Hands On Head
By placing your hands behind or on top of your head when fatigued, you stand straight up, placing your back into full extension.
This causes your lungs to be placed in a hyper-inflated position, flaring your ribcage upward and essentially closing it off from effectively expanding as you inhale.
As the diaphragm is unable to function properly, neck and back muscles will be put into work to try and take over for the diaphragm’s inability during inhalation.
Some coaches and trainers advise this position, or you may naturally do this during your workouts — but it’s not the optimal choice.
Hands On Knees
In 2019, the American College of Sports Medicine released a study debunking the theory that placing your hands on your knees when trying to catch your breath is a no-no.
With the study using twenty Division II female soccer players examining two forms of recovery, hands on knees vs hands on the head following a high-intensity interval training session.
- 20 NCAA Division II female soccer players ages 18-22 years old
- Over the course of two separate test days within a week period. Four intervals of four minutes of treadmill running at a pace of 90-95% of their maximum heart rate.
- Three minutes of passive rest between each interval. Subjects would be randomly assigned to a recovery position of hands on head or hands on knees (alternating on the next test day).
- One minute into their rest period, their heart rate would be recorded.
- Breathing masks to measure CO2 volume (carbon dioxide) and tidal volume (volume of air moved in and out of the lungs during each ventilation cycle) were used.
The results came back that those tested who placed their hands on their knees, recovered faster than when on their head.
Similar to tripoding (or leaning over and putting your hands on your hips), this position creates more space in your diaphragm and aids breathing.
How To Catch Your Breath & Recuperate Faster
Being that placing your hands on your hips or on your knees is a more natural position when tired, rather than trying to find extra energy to not only lift but hold your arms on your head, it comes as little surprise that this is the best form for recovery.
Considering that this movement comes naturally, it goes without saying that our body is telling us what is best, without having to be told.
But what else can you do to catch your breath besides leaning over to open up your diaphragm?
One of the best ways to recuperate faster following an intense workout is to regulate your breathing pattern rather than by gulping for air.
That means deep inhales followed by powerful, full exhales.
Heart rate recovery and calm breathing will come quicker when our body is in a relaxed and stable state, either by sitting upright or lying in a supine position.
As a means of checking to see if you are breathing properly, filling your lungs from the bottom up, place one hand on your stomach and the other on your chest to make sure you are getting as deep a breath as possible and then releasing as much air as possible without your chest doing all the work.
(Want to know why you aren’t sweating during your workouts?
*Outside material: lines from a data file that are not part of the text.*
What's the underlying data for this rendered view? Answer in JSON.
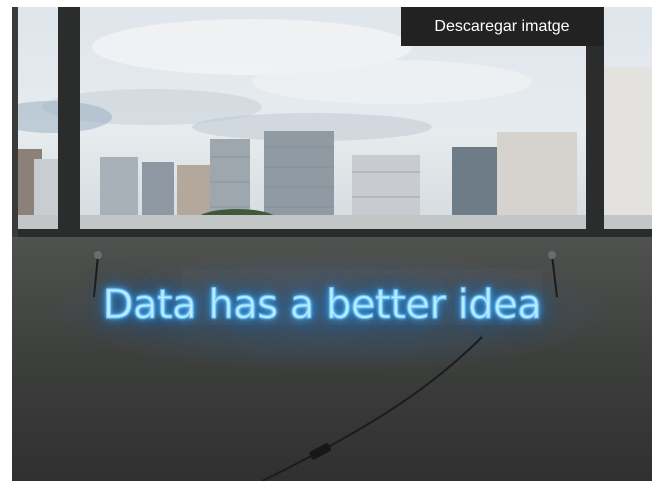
{
  "download_button": {
    "label": "Descaregar imatge"
  },
  "photo": {
    "neon_sign_text": "Data has a better idea"
  },
  "colors": {
    "button_bg": "#222222",
    "button_text": "#ffffff",
    "neon": "#66c6ff",
    "wall": "#3a3c3a"
  }
}
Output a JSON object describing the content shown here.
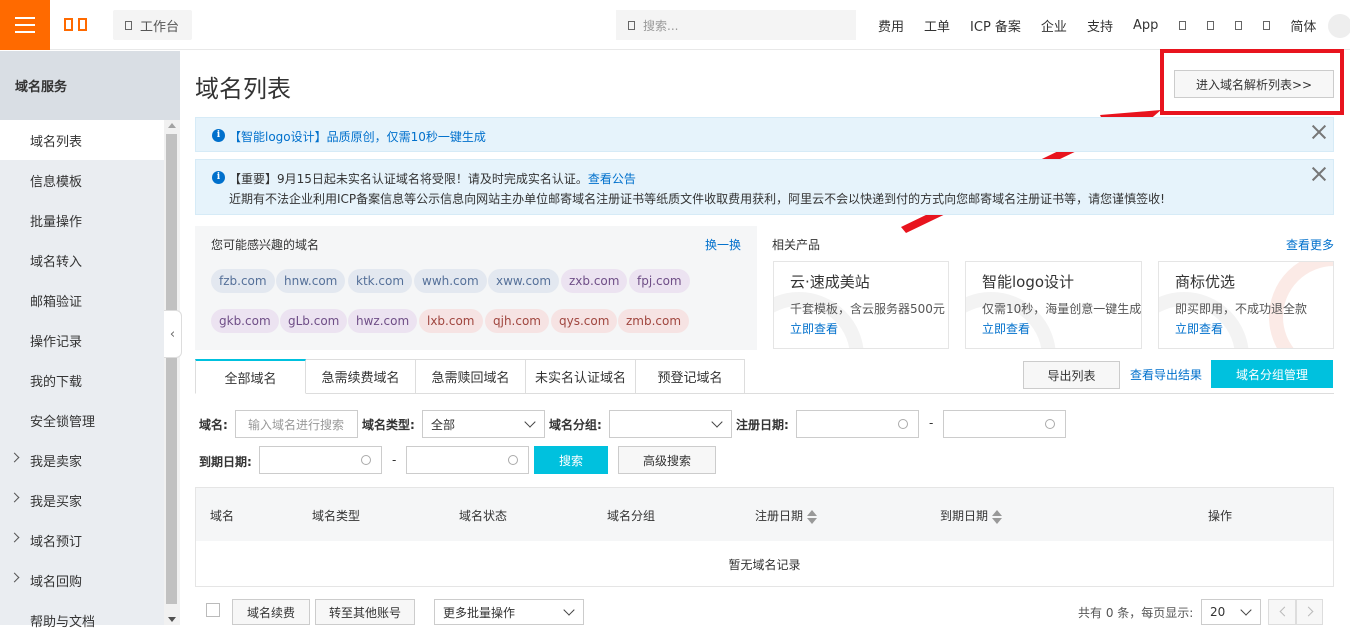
{
  "header": {
    "workbench": "工作台",
    "search_placeholder": "搜索...",
    "links": [
      "费用",
      "工单",
      "ICP 备案",
      "企业",
      "支持",
      "App"
    ],
    "lang": "简体"
  },
  "sidebar": {
    "title": "域名服务",
    "items": [
      {
        "label": "域名列表"
      },
      {
        "label": "信息模板"
      },
      {
        "label": "批量操作"
      },
      {
        "label": "域名转入"
      },
      {
        "label": "邮箱验证"
      },
      {
        "label": "操作记录"
      },
      {
        "label": "我的下载"
      },
      {
        "label": "安全锁管理"
      },
      {
        "label": "我是卖家"
      },
      {
        "label": "我是买家"
      },
      {
        "label": "域名预订"
      },
      {
        "label": "域名回购"
      },
      {
        "label": "帮助与文档"
      }
    ]
  },
  "main": {
    "title": "域名列表",
    "dns_button": "进入域名解析列表>>",
    "notice1": "【智能logo设计】品质原创，仅需10秒一键生成",
    "notice2_line1": "【重要】9月15日起未实名认证域名将受限！请及时完成实名认证。",
    "notice2_link": "查看公告",
    "notice2_line2": "近期有不法企业利用ICP备案信息等公示信息向网站主办单位邮寄域名注册证书等纸质文件收取费用获利，阿里云不会以快递到付的方式向您邮寄域名注册证书等，请您谨慎签收!",
    "interest": {
      "title": "您可能感兴趣的域名",
      "swap": "换一换",
      "row1": [
        "fzb.com",
        "hnw.com",
        "ktk.com",
        "wwh.com",
        "xww.com",
        "zxb.com",
        "fpj.com"
      ],
      "row2": [
        "gkb.com",
        "gLb.com",
        "hwz.com",
        "lxb.com",
        "qjh.com",
        "qys.com",
        "zmb.com"
      ]
    },
    "related": {
      "title": "相关产品",
      "see_more": "查看更多",
      "cards": [
        {
          "name": "云·速成美站",
          "desc": "千套模板，含云服务器500元",
          "link": "立即查看"
        },
        {
          "name": "智能logo设计",
          "desc": "仅需10秒，海量创意一键生成",
          "link": "立即查看"
        },
        {
          "name": "商标优选",
          "desc": "即买即用，不成功退全款",
          "link": "立即查看"
        }
      ]
    },
    "tabs": [
      "全部域名",
      "急需续费域名",
      "急需赎回域名",
      "未实名认证域名",
      "预登记域名"
    ],
    "export_button": "导出列表",
    "export_result_link": "查看导出结果",
    "group_manage_button": "域名分组管理",
    "filters": {
      "domain_label": "域名:",
      "domain_placeholder": "输入域名进行搜索",
      "type_label": "域名类型:",
      "type_value": "全部",
      "group_label": "域名分组:",
      "reg_date_label": "注册日期:",
      "exp_date_label": "到期日期:",
      "dash": "-",
      "search_button": "搜索",
      "advanced_button": "高级搜索"
    },
    "table": {
      "headers": [
        "域名",
        "域名类型",
        "域名状态",
        "域名分组",
        "注册日期",
        "到期日期",
        "操作"
      ],
      "empty": "暂无域名记录"
    },
    "footer": {
      "renew_button": "域名续费",
      "transfer_button": "转至其他账号",
      "more_ops": "更多批量操作",
      "total_text": "共有 0 条，每页显示:",
      "page_size": "20"
    }
  }
}
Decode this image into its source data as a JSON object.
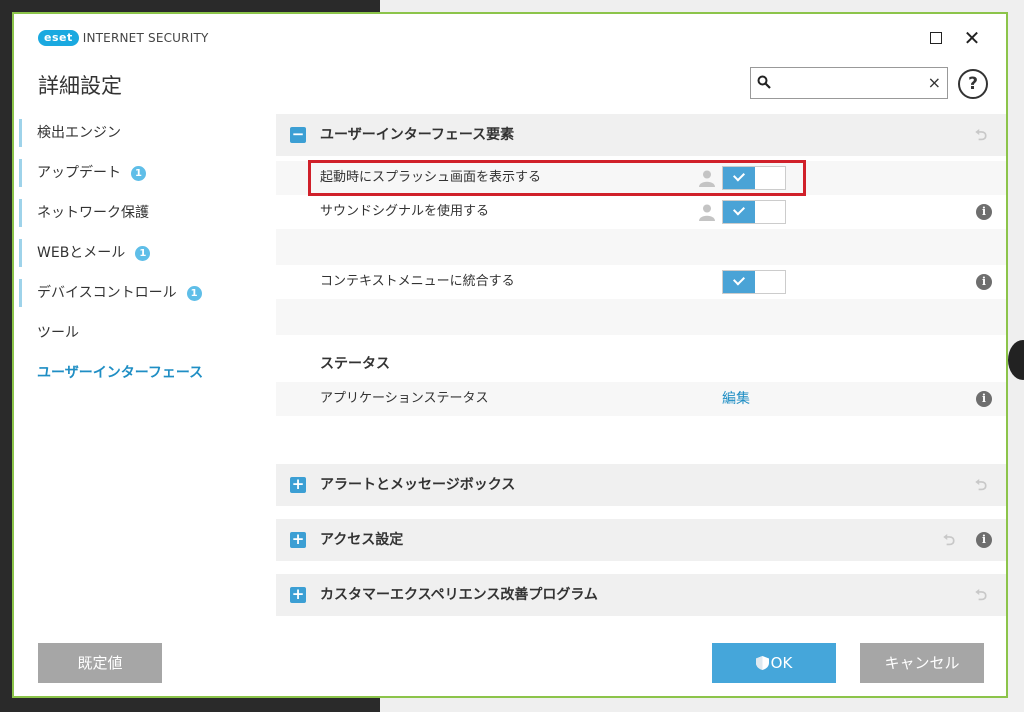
{
  "window": {
    "logo_brand": "eset",
    "logo_product": "INTERNET SECURITY",
    "page_title": "詳細設定",
    "accent_color": "#1aa9e0",
    "border_color": "#8cc44a"
  },
  "search": {
    "value": "",
    "placeholder": ""
  },
  "sidebar": {
    "items": [
      {
        "label": "検出エンジン",
        "badge": ""
      },
      {
        "label": "アップデート",
        "badge": "1"
      },
      {
        "label": "ネットワーク保護",
        "badge": ""
      },
      {
        "label": "WEBとメール",
        "badge": "1"
      },
      {
        "label": "デバイスコントロール",
        "badge": "1"
      },
      {
        "label": "ツール",
        "badge": ""
      },
      {
        "label": "ユーザーインターフェース",
        "badge": "",
        "active": true
      }
    ]
  },
  "sections": {
    "ui_elements": {
      "title": "ユーザーインターフェース要素",
      "toggle": "−",
      "rows": {
        "splash": {
          "label": "起動時にスプラッシュ画面を表示する",
          "enabled": true
        },
        "sound": {
          "label": "サウンドシグナルを使用する",
          "enabled": true
        },
        "context_menu": {
          "label": "コンテキストメニューに統合する",
          "enabled": true
        }
      },
      "status": {
        "heading": "ステータス",
        "app_status_label": "アプリケーションステータス",
        "edit_link": "編集"
      }
    },
    "alerts": {
      "title": "アラートとメッセージボックス",
      "toggle": "+"
    },
    "access": {
      "title": "アクセス設定",
      "toggle": "+"
    },
    "cx_program": {
      "title": "カスタマーエクスペリエンス改善プログラム",
      "toggle": "+"
    }
  },
  "footer": {
    "default_label": "既定値",
    "ok_label": "OK",
    "cancel_label": "キャンセル"
  },
  "icons": {
    "info": "i",
    "revert": "⮌",
    "close": "✕",
    "clear": "×",
    "help": "?"
  }
}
Read here.)
So why is it that all of those sports coaches and trainers insist that we get our hands off of our knees when in actual fact, it is better for us?
When you look at someone bent over huffin’ and puffin’, they appear to be more tired and out of shape than someone with their hands on their hips or head.
In 2017, the Miami Heat allegedly banned players from placing their hands on their knees during a game or practice, and those who did were fined $100 for each infraction.
If you are in a competition and you see your opponent looking gassed, psychological factors kick in, as if to say they are in a weakened state.
However, if you don’t care about intimidating your opponent and you just want to catch your breath — hands on hips or knees while slightly bent over, plus deep and measured breathing, is the fastest way to recover.
For more, check out:
- Why your legs are so sore after a leg workout
- What results you can expect from cupping therapy
- What results you can expect from foam rolling
Hope this helps!